Nature Conservancy of Canada: The Natural Areas Conservation Program (NACP) is one of NCC’s staple programs. The Canadian government launched the five-year program in 2007 and selected NCC to lead operations. The government renewed the program in 2014 for another five years by providing NCC with $100 million in funding. NCC has protected roughly 968,650 acres of land since the program’s inception in 2007, providing habitat for 194 COSEWIC-assessed species at risk. Protection of an additional 545,000 acres of land is the government’s main goal with the program renewal.
Doctors Without Borders: MSF Canada is one of 18 national offices of the MSF international organization. Since 1991, Canadians have taken on more than 2,000 field assignments with MSF in more than 80 countries. In 2013, MSF Canada sent 403 medical and logistical professionals on missions in 25 countries worldwide. The largest projects addressed the ongoing conflict in the Democratic Republic of Congo ($4.5m in F2013), the response to Typhoon Haiyan in the Philippines ($2.3m), and the sectarian conflict in the Central African Republic ($2.1m). The main activities undertaken by MSF are massive vaccination campaigns, the training and supervision of medical personnel, improving water and sanitation infrastructure, distributing drugs and medical supplies, data collection, and direct patient care.
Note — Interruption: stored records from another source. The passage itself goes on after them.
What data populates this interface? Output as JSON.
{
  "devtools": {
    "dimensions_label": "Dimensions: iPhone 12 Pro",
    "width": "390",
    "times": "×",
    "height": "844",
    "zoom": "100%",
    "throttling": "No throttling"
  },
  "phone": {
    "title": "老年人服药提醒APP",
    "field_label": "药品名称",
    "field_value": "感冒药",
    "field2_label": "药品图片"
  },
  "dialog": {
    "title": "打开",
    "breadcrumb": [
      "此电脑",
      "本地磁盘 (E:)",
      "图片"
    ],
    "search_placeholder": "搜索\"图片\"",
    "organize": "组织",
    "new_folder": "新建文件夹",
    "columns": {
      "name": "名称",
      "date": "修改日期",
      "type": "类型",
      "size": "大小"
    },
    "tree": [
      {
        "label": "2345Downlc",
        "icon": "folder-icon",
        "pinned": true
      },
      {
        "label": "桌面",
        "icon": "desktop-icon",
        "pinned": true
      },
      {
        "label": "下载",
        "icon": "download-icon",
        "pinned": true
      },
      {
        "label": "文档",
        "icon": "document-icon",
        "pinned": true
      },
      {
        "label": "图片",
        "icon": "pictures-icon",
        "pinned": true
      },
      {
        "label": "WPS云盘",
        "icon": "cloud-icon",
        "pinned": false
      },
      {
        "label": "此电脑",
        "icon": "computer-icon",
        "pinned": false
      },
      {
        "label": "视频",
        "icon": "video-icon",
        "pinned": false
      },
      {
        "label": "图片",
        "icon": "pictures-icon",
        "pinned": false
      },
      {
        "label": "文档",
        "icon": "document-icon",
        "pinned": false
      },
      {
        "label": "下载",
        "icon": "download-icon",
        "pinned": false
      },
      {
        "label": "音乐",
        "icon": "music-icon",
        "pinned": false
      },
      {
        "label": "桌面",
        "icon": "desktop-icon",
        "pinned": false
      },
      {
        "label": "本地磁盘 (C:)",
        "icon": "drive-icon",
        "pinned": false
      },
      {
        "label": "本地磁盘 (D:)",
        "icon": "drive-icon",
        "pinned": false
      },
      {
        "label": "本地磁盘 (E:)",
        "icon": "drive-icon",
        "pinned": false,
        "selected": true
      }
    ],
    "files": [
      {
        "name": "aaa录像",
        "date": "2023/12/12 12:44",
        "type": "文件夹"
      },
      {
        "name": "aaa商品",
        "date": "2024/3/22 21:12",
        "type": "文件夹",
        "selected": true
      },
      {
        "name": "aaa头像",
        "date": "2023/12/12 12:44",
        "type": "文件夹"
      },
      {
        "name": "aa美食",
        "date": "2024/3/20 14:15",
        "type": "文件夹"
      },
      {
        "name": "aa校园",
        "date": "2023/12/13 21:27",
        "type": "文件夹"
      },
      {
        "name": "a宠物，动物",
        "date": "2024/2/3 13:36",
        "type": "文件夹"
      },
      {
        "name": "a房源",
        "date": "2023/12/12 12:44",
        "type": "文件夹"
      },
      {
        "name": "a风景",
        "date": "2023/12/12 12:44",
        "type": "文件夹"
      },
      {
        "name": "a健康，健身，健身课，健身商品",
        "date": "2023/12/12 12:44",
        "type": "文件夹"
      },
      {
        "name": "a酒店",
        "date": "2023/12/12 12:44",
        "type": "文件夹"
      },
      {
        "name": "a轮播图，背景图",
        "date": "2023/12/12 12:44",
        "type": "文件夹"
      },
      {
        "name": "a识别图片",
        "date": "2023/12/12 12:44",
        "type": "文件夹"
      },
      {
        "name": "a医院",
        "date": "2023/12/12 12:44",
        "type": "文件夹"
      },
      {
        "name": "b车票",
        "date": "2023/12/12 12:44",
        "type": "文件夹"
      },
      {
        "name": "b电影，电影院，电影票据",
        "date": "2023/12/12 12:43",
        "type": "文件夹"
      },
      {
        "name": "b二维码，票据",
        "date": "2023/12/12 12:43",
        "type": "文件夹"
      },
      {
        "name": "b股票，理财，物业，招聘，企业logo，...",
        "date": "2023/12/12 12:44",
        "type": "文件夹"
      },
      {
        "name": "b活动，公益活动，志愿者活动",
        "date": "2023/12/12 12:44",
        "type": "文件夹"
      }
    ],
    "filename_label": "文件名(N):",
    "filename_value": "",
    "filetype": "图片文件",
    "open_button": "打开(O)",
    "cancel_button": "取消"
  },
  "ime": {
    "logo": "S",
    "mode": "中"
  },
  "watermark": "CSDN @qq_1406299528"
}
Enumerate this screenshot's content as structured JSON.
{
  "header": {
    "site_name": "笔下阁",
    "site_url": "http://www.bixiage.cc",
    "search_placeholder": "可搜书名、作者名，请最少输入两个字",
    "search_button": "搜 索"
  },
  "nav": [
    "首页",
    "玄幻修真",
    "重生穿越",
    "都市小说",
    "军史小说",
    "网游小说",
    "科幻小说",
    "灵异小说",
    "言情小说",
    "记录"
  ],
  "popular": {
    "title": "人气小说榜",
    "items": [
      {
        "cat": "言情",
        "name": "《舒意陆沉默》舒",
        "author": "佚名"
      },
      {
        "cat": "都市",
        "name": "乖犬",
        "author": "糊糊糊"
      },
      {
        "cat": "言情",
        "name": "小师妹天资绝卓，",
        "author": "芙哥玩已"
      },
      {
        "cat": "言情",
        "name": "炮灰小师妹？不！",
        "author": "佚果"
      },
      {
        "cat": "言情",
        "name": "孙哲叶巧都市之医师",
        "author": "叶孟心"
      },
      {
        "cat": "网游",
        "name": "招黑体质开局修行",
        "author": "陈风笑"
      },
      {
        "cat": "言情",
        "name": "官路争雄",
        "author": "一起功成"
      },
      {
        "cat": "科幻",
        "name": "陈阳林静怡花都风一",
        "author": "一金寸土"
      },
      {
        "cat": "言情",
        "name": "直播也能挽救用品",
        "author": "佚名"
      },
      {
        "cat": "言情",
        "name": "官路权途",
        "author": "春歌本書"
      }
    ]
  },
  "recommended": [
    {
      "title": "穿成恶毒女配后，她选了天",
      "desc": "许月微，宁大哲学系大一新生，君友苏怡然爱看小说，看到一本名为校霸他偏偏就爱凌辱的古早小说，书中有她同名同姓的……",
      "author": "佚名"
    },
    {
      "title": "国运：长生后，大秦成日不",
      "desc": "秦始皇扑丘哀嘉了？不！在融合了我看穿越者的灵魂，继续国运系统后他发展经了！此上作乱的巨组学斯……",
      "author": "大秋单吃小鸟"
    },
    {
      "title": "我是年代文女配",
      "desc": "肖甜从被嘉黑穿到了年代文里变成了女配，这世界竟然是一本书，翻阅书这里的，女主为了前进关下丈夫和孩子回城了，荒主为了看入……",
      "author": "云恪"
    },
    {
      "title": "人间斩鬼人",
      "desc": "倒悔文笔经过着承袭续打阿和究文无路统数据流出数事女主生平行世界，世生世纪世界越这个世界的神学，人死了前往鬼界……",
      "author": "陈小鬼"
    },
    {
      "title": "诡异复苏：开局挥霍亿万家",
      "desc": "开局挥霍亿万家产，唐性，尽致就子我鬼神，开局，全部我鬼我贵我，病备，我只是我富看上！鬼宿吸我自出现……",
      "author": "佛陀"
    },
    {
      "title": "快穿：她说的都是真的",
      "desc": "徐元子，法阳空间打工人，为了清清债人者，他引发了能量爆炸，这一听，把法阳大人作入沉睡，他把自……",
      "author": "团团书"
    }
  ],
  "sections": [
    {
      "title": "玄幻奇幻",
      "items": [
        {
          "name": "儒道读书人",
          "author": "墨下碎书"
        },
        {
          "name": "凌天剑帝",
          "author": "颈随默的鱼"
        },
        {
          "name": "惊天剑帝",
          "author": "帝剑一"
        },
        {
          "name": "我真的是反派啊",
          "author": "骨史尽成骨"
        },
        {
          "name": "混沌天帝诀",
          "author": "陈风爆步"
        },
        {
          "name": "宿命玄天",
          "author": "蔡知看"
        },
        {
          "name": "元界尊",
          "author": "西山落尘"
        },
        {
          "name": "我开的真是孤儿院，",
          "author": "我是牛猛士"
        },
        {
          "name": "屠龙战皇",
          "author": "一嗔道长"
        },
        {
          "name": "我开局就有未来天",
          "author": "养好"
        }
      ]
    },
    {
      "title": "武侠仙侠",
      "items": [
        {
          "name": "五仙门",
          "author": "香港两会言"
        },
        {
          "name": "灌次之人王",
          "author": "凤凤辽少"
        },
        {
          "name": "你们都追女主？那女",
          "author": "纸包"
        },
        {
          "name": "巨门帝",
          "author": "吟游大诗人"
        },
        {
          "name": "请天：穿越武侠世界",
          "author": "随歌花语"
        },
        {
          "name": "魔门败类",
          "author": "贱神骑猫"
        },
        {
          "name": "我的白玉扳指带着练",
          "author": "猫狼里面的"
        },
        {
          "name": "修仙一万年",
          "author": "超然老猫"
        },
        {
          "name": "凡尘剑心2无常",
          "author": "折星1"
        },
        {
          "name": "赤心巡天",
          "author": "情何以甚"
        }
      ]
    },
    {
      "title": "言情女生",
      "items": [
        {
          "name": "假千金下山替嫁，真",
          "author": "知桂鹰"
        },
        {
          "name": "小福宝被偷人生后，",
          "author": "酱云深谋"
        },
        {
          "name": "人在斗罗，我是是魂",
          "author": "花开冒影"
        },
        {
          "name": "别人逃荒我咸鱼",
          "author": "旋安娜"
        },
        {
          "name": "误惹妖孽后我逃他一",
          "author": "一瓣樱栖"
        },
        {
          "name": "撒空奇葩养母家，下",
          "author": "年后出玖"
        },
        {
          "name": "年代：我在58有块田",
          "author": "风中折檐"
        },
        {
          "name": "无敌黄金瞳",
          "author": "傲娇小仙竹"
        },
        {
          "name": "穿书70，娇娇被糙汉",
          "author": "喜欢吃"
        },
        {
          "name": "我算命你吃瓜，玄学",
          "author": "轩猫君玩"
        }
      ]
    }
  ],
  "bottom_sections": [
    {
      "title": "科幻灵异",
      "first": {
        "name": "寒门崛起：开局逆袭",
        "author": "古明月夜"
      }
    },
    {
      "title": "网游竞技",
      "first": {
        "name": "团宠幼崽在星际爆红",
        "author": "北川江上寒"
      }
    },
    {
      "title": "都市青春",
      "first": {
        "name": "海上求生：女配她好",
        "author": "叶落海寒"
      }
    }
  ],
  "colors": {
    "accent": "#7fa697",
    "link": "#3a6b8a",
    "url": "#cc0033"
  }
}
Wounded Warrior Project – Wounded Warrior Project® (WWP) began when several veterans and friends, moved by stories of the first wounded service members returning home from Afghanistan and Iraq, took action to help others in need. What started as a program to provide comfort items to wounded service members has grown into a complete rehabilitative effort to assist warriors as they transition back to civilian life.
Transition to Betterness (T2B): T2B establishes and funds multiple programs that operate mainly within our local hospitals and health care facilities in Windsor/Essex County. The programs created and supported by T2B, and with more than 200 volunteers, help provide the much needed bridge between the hospital and home.
Calgary Women’s Emergency Shelter: The CWES offers a 24 hour family violence helpline as a first contact for people reaching out for support. It runs a 50-bed emergency shelter for women and their children. When women arrive, they receive counselling, resources, and support for a variety of situations such as: obtaining housing, dealing with legal issues, building a safety plan, and emotional support. Women who choose not to come to the shelter can access the same counselling resources and support. The CWES also offers counselling services for men and children.In 2012, the CWES received 10,930 calls to its family violence helpline. It provided counselling services to 360 women, 535 children, and 180 men.
Canadian Feed the Children (CFTC): CFTC’s strategy has three main foci: food security, education and local capacity building. With respect to food security, CFTC focuses on community-based agricultural, income-generating, feeding and nutrition programs that are implemented by local partners. Education programs focus on improving attendance and graduation, but also include agricultural training for adults and supporting improved policy to improve education, especially for girls.
KidSport Calgary: In 2014, KidSport Calgary provided $0.9m to pay for the sports registration fees for 3,412 kids, a 26% year-over-year increase. KidSport expects demand will grow in 2015. Its goal is to help 3 ,675 kids play organized sports at a cost of $1.1m.
Pathways to Education: In F2014, Pathways supported 4,910 students through its programs, as compared to 4,500 in the previous year. In total, 74% of Pathways graduates have pursued post-secondary education.Dropout rates have declined by over 70%. On average, Pathways incurred a cost of $5,040 per student in F2014.